Three Python episodes are featured, with such sketches as "Hell's Grannies," "Dead Parrot," and Michael Palin as "A.T. Hun." Also included are clips of John Cleese and Graham Chapman on The Ed Sullivan Show (1964), a sketch from At Last the 1948 Show (1967), and Palin's visit to The Tonight Show (1989) during which he talked about the parrot sketch, as reinterpreted by Cleese at Chapman's memorial service.
April 29-May 12
One of the Python's best-remembered episodes features a much-loved restaurant where everything comes with the spreadable meat product. Also included in the package are an excerpt from At Last the 1948 Show (1967); a 1989 appearance on The Tonight Show by Michael Palin; and the second of the team's German productions, Monty Python Blodeln für Deutschland (1972).
Royal Episode Thirteen
The "Exploding Blue Danube" features in the Python episode Royal Episode Thirteen, while the "Fish-Slapping Dance" is one of the highlights of Mr. & Mrs. Brian Norris' Ford Popular. Also included are "Scott of the Antarctic/Sahara," John Cleese chatting on Late Night with David Letterman (1983), and Eric Idle portraying Prince Charles on Saturday Night Live (1979).
May 27-June 9
Immediately after Python, Eric Idle developed his own series, Rutland Weekend Television (1975), purportedly broadcast from Britain's smallest television station; and, in collaboration with Neil Innes, created the ultimate Beatles spoof, The Rutles: All You Need is Cash (1978).

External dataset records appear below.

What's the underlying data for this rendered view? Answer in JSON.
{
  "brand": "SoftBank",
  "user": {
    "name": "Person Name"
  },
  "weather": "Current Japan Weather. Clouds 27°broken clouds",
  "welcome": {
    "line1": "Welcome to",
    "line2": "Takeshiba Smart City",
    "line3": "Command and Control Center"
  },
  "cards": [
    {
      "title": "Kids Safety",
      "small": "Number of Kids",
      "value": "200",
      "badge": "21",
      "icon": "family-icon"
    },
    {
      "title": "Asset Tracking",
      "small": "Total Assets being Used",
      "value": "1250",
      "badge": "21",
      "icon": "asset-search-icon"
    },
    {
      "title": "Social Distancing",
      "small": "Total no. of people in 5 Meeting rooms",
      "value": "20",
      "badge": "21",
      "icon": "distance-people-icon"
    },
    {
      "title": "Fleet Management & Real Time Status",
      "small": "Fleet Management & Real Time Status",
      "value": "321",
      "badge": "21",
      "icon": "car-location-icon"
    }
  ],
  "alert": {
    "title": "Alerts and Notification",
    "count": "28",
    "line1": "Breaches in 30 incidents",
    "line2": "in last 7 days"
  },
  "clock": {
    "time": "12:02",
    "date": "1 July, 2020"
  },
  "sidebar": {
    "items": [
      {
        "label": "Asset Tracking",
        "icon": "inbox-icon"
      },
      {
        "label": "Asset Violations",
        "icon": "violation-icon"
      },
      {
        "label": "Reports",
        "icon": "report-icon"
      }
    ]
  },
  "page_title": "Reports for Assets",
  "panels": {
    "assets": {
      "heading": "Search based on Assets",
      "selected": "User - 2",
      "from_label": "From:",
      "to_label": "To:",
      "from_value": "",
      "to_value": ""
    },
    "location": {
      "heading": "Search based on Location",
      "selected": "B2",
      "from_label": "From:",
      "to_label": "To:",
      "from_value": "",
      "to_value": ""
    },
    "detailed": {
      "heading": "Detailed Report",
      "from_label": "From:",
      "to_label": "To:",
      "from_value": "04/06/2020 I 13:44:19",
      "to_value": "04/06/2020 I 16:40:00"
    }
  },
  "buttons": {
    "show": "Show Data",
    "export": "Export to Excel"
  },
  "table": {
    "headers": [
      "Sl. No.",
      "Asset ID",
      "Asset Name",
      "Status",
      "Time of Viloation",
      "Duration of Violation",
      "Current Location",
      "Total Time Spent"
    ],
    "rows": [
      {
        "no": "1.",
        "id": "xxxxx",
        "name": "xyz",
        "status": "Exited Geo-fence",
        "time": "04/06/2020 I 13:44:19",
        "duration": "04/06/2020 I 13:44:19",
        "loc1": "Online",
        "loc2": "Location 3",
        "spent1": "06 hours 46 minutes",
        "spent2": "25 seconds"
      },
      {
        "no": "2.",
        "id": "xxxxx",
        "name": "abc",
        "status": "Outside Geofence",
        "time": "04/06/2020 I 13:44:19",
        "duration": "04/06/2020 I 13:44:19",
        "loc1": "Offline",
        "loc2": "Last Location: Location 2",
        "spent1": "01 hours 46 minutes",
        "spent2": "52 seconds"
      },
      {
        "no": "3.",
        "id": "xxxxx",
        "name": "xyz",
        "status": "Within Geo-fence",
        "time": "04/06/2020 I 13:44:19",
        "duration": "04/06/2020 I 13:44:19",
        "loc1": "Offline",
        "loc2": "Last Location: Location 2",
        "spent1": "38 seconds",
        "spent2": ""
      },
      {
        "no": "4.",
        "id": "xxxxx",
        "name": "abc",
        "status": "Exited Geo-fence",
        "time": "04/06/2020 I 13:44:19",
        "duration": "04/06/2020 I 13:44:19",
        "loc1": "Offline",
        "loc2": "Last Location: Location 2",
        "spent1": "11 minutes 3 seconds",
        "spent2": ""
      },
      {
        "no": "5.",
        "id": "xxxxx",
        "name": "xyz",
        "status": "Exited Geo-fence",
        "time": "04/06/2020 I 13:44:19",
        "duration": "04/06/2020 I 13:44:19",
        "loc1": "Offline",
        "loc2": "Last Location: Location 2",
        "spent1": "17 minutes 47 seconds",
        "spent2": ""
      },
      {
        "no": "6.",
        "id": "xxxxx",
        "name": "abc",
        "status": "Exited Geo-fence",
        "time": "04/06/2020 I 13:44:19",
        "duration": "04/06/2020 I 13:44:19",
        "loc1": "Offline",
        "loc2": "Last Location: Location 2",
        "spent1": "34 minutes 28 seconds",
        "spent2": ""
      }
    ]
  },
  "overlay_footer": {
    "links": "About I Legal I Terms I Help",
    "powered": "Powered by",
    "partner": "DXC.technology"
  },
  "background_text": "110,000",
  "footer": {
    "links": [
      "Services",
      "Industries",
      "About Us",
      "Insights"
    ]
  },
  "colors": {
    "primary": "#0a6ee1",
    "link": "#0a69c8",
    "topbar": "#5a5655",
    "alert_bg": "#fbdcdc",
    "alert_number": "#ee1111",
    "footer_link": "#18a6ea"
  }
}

Admission to screenings of The IN-complete History of Monty Python is included with the Museum's suggested contribution: Members free; $10.00 for adults; $8.00 for senior citizens and students; and $5.00 for children under fourteen. Admission is free in Los Angeles.
The Museum of Television & Radio, with locations in New York and Los Angeles, is a nonprofit organization founded by William S. Paley to collect and preserve television and radio programs and advertisements and to make them available to the public. Since opening in 1976, the Museum has organized exhibitions, screening and listening series, seminars, and education classes to showcase its collection of over 100,000 television and radio programs and advertisements. Programs in the Museum's permanent collection are selected for their artistic, cultural, and historic significance.
The Museum of Television & Radio in New York, located at 25 West 52 Street in Manhattan, is open Tuesdays through Sundays from noon to 6:00 p.m. and until 8:00 p.m. on Thursdays. The Museum of Television & Radio in California, located at 465 North Beverly Drive in Beverly Hills, is open Wednesdays through Sundays from noon to 5:00 p.m. Both Museums are closed on New Year's Day, Independence Day, Thanksgiving, and Christmas. Suggested contribution: Members free; $10.00 for adults; $8.00 for senior citizens and students; and $5.00 for children under fourteen. Admission is free in Los Angeles. The public areas in both Museums are accessible to wheelchairs, and assisted listening devices are available. Programs are subject to change. You may call the Museum in New York at (212) 621-6800, or in Los Angeles at (310) 786-1000. Visit the Museum's website at www.mtr.org.